Alice Minnigin would have turned 33 on May 26. However, instead of celebrating in the company of friends and family, her Mum, Nina Roberts and brother Luke scattered her ashes and held a fireworks display above the Moelwyn mountains of her home community of Blaenau Ffestiniog.

Nina says it’s what her “incredibly funny, caring, bright and unique” daughter would have wanted.

It was the first birthday that Nina celebrated without Alice, a former Ysgol Moelwyn pupil, who took her own life on August 7 last year.

While Nina says the signs were always there because of Alice’s difficult childhood, the news of her daughter’s death still hit her “like a car crash”.

“Alice had a difficult childhood and experienced a huge amount of sexual abuse from her Father, who took his own life after he was charged,” she explained.

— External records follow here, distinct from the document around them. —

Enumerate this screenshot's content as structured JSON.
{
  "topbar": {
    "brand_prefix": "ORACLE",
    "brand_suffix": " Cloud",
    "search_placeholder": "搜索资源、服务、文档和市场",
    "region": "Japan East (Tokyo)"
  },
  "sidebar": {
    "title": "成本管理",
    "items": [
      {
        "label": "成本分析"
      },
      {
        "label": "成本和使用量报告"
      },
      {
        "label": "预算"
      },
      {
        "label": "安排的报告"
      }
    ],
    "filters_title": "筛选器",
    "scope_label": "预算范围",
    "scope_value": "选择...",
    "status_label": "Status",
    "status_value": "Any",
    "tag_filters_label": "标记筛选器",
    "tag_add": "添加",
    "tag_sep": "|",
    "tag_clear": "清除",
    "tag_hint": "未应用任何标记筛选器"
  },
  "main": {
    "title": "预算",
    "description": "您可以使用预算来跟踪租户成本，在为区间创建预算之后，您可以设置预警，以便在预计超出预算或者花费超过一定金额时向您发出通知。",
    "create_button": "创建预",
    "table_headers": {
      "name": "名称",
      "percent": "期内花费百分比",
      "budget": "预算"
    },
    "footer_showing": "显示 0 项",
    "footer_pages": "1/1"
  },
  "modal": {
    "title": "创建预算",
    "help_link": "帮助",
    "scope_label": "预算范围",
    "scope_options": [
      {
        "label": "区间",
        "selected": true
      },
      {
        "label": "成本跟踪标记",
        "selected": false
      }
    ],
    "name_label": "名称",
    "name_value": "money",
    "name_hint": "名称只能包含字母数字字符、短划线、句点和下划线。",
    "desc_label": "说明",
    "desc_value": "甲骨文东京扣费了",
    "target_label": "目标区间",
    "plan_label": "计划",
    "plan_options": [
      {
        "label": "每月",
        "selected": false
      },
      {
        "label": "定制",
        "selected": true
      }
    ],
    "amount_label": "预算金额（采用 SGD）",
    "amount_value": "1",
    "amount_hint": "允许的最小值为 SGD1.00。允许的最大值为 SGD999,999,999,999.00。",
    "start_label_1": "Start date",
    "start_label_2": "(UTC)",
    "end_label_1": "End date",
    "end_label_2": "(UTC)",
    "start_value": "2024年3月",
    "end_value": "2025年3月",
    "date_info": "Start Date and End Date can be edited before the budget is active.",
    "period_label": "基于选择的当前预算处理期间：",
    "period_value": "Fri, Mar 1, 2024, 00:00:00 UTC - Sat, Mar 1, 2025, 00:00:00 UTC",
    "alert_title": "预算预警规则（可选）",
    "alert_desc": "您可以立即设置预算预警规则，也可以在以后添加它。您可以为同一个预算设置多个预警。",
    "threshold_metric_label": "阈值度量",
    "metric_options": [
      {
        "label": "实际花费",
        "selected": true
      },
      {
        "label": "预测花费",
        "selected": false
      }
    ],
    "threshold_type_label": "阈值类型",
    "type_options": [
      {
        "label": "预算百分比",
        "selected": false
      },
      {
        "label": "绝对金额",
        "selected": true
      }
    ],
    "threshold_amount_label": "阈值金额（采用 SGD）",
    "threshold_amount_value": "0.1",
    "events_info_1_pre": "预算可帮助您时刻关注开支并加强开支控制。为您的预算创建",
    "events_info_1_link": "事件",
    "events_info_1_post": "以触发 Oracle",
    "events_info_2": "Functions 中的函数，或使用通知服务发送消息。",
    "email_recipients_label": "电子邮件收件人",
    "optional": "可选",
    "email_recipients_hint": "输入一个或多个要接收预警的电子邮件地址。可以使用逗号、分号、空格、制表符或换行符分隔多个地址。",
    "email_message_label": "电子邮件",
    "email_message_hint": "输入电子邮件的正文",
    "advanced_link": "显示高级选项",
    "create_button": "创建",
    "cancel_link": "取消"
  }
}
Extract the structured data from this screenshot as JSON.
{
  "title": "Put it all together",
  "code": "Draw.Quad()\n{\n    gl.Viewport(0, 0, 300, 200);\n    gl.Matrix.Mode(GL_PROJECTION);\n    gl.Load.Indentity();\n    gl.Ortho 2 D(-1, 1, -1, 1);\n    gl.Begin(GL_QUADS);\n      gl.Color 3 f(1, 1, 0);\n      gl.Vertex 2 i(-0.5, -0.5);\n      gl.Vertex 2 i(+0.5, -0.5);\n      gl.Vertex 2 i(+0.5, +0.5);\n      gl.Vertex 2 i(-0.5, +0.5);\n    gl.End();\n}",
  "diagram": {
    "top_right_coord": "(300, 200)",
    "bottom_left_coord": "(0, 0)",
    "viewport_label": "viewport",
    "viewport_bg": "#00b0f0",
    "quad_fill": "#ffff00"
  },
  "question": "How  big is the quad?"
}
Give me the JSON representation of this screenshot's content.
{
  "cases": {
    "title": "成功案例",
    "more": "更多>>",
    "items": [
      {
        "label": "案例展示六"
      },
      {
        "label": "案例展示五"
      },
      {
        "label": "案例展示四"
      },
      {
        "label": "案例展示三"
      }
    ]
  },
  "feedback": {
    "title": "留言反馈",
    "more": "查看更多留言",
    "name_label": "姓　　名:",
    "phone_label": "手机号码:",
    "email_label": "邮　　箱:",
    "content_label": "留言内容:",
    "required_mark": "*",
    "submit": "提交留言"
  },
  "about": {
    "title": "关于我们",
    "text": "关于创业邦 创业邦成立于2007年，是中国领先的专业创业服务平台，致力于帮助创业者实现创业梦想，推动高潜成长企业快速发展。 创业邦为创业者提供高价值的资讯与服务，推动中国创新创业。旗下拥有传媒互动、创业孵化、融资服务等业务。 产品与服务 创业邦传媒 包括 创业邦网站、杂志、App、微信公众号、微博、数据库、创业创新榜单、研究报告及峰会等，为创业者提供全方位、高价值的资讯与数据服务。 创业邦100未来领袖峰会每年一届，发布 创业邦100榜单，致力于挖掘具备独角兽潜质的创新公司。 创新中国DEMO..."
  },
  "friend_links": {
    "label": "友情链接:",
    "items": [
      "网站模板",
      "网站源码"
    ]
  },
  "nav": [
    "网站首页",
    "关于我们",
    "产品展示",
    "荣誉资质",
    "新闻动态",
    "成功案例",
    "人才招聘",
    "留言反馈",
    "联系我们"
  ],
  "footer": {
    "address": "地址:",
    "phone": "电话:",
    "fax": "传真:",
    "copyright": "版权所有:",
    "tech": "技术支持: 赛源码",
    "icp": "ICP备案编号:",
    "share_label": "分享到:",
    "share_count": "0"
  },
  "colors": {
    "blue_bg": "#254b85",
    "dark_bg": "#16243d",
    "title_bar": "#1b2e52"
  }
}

“She found it really difficult over the years but she was a survivor and she always seemed to come through.

“The signs were always there because of her history, but I genuinely thought she had got past it. She had got a place to study nursing, she’d been working full time in Bristol and she had a house and a mortgage.”

Nine months on, Nina, a Mental Health Manager with Bangor-based charity Anheddau, says the raw pain of losing her daughter still hits her “like a sledgehammer” some days, and her life will never be the same again.

Despite this, the mum-of-two, from Rhydwyn on Anglesey, says she is determined to remember Alice in a positive way, reminding herself that life has to go on, just as the love for her daughter will.

She has found some solace in an informal support group of other North Wales mums who are bereaved by suicide, but says the offer of more formal support is needed.

Nina is now working with Betsi Cadwaladr University Health Board and other organisations to introduce a postvention pathway to support families bereaved by suicide.

It is hoped that this will include the offer of emotional support, as well as practical help in the immediate days and weeks following a loved one’s death.

She said: “You get a knock on the door and your whole life is turned upside down and then you’re left to pick up the pieces. The shock is just unbelievable and the physical pain you feel is very strange.

“I’ve spoken to other mums who have been in the same situation. Once the blue lights go all you are given is an incident number for your child who has died.

“If somebody died in a car crash of they were murdered then that person’s family would be supported by a family liaison officer. Suicide is a violent death so there should be support in place for those families, even if it’s just to help in those first few days.

“It’s something basic that is needed. If you put better postvention support in place then that can act as prevention. My daughter died by suicide, and her father died by suicide. Where does it stop?”